The default iOS setting for iPhones is for message alerts to chime with the text tone twice, in a two minute interval. While the repeat text message alert sounds, notifications, and vibrations on the iPhone can be helpful for some people, those of us who are basically glued to our phones tend to experience quite the opposite and end up finding the repetitive alerts a nuisance, since it can seem like you’re being inundated with texts when you’re not.

Multiple chimes/buzzes for iMessage have been annoying me for years. I thought this was a bug, but it turns out that the notification settings for Messages are different from the settings for other apps.

Core Data Join Table Records Not Deleted in Ordered Relationship


I’m having trouble with a core data many-to-many relationship where both side’s delete rules are set to Nullify. I’m finding when I inspect the SQL database there are records left in the join table that should be deleted.

The two tables represent Playlists and Tracks. Playlist deletes don’t cascade to delete each track automatically because each track can be in multiple playlists.


I’ve noticed if you delete the relationship i.e. using removePlaylistTracksObject:, then save, then delete the playlist and track, then save, it works. I would expect the relationship record to be removed when deleting either the playlist or track and a single save. Also if the playlist to tracks is not ordered it works fine.

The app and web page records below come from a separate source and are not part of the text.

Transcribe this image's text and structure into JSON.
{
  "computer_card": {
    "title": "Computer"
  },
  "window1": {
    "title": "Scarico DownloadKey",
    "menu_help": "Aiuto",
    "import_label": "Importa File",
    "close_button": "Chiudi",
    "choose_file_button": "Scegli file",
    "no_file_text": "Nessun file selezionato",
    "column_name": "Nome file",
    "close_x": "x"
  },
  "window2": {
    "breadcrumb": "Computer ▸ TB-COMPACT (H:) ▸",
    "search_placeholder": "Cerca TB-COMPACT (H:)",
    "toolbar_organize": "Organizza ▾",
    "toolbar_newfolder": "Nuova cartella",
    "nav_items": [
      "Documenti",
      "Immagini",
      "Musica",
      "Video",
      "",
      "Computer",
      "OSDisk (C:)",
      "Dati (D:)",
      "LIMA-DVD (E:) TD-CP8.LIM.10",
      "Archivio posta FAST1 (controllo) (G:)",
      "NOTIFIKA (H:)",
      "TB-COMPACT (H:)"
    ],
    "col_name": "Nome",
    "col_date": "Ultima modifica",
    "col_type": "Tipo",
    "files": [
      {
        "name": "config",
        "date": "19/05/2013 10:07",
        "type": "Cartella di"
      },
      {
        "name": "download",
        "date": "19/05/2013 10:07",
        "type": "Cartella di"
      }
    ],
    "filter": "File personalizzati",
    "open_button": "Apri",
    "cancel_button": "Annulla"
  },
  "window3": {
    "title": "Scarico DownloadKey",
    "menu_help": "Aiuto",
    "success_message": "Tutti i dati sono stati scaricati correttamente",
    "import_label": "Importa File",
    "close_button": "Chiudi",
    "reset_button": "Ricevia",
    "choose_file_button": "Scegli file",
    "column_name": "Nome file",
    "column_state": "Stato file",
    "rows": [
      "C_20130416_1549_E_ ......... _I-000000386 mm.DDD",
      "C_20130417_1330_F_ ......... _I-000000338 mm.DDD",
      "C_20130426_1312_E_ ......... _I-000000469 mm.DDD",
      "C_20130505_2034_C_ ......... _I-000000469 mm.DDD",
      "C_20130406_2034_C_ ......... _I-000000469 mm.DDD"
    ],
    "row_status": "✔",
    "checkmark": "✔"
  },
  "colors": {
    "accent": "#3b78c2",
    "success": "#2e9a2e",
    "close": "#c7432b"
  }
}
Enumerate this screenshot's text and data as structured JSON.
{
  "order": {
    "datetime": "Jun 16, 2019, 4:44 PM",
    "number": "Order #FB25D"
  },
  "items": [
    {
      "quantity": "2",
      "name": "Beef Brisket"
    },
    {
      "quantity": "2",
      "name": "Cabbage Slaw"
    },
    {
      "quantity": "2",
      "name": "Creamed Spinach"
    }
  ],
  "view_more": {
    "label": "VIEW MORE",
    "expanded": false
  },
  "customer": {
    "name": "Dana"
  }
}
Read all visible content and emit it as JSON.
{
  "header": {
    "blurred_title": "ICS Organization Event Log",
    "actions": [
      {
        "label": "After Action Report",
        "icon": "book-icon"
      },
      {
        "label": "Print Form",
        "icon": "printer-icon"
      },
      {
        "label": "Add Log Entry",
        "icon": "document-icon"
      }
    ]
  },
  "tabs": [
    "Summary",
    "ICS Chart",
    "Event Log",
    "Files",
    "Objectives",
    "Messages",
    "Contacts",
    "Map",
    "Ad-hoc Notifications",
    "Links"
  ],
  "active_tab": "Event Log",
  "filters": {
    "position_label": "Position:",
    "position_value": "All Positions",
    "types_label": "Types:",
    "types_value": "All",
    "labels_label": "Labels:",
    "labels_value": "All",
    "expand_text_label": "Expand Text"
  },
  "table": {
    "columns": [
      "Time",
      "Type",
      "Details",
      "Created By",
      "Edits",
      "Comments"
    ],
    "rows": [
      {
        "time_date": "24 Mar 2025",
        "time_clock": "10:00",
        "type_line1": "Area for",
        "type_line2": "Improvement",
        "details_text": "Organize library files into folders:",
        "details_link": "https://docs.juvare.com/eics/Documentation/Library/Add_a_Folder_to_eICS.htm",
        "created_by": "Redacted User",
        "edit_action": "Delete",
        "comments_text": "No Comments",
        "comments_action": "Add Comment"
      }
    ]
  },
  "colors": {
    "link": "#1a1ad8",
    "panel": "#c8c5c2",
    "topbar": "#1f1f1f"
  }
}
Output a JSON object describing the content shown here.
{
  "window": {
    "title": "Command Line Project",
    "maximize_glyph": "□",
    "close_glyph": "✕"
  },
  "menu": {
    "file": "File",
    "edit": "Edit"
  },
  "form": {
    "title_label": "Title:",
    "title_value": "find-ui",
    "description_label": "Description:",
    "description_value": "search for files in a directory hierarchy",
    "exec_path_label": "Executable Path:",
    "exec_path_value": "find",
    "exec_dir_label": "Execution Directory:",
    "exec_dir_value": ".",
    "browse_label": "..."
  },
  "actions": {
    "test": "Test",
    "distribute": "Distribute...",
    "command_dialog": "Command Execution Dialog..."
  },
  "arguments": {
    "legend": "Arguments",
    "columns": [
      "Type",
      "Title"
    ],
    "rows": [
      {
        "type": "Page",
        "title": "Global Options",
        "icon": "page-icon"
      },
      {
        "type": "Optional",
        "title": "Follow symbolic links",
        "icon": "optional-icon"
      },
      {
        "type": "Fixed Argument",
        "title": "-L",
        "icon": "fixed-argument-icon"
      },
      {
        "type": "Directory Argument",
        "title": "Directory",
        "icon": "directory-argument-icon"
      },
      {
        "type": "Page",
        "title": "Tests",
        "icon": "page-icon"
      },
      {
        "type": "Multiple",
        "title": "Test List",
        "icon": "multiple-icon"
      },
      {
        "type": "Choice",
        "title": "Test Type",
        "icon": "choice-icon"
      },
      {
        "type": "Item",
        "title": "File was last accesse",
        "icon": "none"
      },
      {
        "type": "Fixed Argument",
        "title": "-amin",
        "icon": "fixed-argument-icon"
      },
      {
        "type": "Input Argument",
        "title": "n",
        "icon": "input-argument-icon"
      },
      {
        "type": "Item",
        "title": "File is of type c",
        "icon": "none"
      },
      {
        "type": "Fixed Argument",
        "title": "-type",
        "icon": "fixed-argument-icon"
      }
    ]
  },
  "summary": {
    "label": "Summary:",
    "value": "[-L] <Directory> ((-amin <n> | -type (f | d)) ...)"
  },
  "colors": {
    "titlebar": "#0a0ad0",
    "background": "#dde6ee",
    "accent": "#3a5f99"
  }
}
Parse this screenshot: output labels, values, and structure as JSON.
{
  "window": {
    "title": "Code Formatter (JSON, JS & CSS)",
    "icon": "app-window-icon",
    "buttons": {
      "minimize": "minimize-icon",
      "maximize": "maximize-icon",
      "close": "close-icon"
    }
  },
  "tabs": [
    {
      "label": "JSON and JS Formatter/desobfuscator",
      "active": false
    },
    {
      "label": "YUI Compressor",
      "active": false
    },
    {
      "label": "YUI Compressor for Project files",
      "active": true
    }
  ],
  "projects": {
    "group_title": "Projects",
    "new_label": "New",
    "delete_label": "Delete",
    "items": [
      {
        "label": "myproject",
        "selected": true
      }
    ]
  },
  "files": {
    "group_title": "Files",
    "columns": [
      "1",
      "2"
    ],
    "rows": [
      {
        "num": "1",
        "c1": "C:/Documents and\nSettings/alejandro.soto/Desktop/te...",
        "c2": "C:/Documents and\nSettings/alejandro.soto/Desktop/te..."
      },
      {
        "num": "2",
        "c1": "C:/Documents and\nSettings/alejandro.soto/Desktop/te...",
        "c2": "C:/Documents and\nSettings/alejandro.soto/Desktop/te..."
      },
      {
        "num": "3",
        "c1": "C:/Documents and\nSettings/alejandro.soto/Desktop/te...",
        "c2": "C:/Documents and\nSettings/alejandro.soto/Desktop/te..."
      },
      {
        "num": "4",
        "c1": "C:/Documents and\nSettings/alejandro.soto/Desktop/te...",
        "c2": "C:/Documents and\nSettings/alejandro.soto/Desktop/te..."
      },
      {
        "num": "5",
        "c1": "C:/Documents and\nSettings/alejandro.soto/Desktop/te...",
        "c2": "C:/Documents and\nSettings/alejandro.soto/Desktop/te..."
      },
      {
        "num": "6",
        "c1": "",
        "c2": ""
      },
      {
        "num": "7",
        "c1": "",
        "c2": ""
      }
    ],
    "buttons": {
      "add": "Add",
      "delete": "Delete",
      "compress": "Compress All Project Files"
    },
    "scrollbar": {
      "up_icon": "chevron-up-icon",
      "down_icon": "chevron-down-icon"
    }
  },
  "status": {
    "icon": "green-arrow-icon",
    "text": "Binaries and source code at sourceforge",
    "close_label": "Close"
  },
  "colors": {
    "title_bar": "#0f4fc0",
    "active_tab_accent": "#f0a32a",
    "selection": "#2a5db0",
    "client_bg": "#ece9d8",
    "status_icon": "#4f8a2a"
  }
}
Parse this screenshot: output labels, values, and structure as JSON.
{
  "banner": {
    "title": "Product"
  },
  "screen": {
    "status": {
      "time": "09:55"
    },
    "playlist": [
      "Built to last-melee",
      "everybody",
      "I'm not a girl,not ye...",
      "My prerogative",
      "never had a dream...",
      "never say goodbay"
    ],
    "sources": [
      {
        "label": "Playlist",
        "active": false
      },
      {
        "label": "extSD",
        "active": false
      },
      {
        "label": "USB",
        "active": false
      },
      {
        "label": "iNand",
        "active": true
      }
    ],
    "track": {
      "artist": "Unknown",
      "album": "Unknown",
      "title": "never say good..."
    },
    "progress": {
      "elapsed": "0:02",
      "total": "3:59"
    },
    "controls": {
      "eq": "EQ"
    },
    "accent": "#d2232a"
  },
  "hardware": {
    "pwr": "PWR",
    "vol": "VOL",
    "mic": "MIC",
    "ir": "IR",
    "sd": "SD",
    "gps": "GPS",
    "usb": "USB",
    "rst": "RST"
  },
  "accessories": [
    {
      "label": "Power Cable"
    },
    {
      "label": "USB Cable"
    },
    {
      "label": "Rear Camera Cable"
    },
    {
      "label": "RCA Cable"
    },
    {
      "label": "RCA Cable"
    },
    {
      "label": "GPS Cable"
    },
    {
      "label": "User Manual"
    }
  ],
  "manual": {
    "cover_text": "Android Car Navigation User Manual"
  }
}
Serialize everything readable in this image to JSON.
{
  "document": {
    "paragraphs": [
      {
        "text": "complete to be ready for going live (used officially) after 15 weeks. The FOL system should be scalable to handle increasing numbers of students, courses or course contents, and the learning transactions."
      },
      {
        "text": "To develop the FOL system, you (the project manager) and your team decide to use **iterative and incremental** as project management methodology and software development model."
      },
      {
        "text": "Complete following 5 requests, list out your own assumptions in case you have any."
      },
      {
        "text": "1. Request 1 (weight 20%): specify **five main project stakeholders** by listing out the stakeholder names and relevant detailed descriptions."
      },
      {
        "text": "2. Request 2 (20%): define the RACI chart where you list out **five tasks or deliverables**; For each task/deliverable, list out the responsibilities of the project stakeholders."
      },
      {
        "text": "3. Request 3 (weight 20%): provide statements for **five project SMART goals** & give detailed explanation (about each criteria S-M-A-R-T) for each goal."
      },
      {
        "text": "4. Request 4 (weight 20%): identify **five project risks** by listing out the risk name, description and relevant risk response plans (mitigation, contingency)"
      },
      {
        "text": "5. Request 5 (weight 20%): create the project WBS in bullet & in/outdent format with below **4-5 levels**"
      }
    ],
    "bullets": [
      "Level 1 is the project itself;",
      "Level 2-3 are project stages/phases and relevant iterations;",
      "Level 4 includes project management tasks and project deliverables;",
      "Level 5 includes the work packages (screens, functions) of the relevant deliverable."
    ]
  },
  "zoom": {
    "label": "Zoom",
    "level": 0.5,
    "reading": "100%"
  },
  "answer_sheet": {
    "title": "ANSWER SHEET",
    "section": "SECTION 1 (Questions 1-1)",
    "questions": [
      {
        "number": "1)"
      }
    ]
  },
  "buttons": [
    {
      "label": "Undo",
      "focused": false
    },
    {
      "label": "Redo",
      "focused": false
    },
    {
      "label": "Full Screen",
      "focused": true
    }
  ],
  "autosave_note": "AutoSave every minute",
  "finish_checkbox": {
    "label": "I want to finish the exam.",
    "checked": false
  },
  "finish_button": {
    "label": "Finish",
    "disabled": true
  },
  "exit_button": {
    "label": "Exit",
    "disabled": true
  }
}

Marcus Zarra:

Thanks for the test case, that is an actual issue in Core Data. There is nothing in there that you are doing incorrectly. You really need to file a radar on this and I will file one as well.

In the interim you can either stop using ordered relationships (they are a bastardization anyway) or do the double delete.

Previously: Core Data Bugs.

Update (2016-02-25): James O’Leary:

Every year for (x) years I think “I should get rid of my ordering hack”, do research, and find CD’s is still broken :(

Introducing the B3 JIT Compiler

Filip Pizlo (comments):

As of r195562, WebKit’s FTL JIT (Faster Than Light Just In Time compiler) now uses a new backend on OS X. The Bare Bones Backend, or B3 for short, replaces LLVM as the low-level optimizer in the FTL JIT. While LLVM is an excellent optimizer, it isn’t specifically designed for the optimization challenges of dynamic languages like JavaScript. We felt that we could get a bigger speed-up if we combined the best of the FTL architecture with a new compiler backend that incorporated what we learned from using LLVM but was tuned specifically for our needs.


We knew that we could get a speed-up on lots of real-world JavaScript code if we could get all of FTL’s high level optimizations without paying the full price of LLVM’s compile time. But we also knew that LLVM’s low-level optimizations were essential for benchmarks that ran long enough to hide compile time. This was a huge opportunity and a huge risk: beating LLVM’s compile times seemed easy, but it would only be a net win if the new backend could compete on throughput. […] We projected that if we could build a backend that compiled about ten times faster than LLVM while still generating comparable code, then we would get speed-ups on code that currently blocks on LLVM compilation.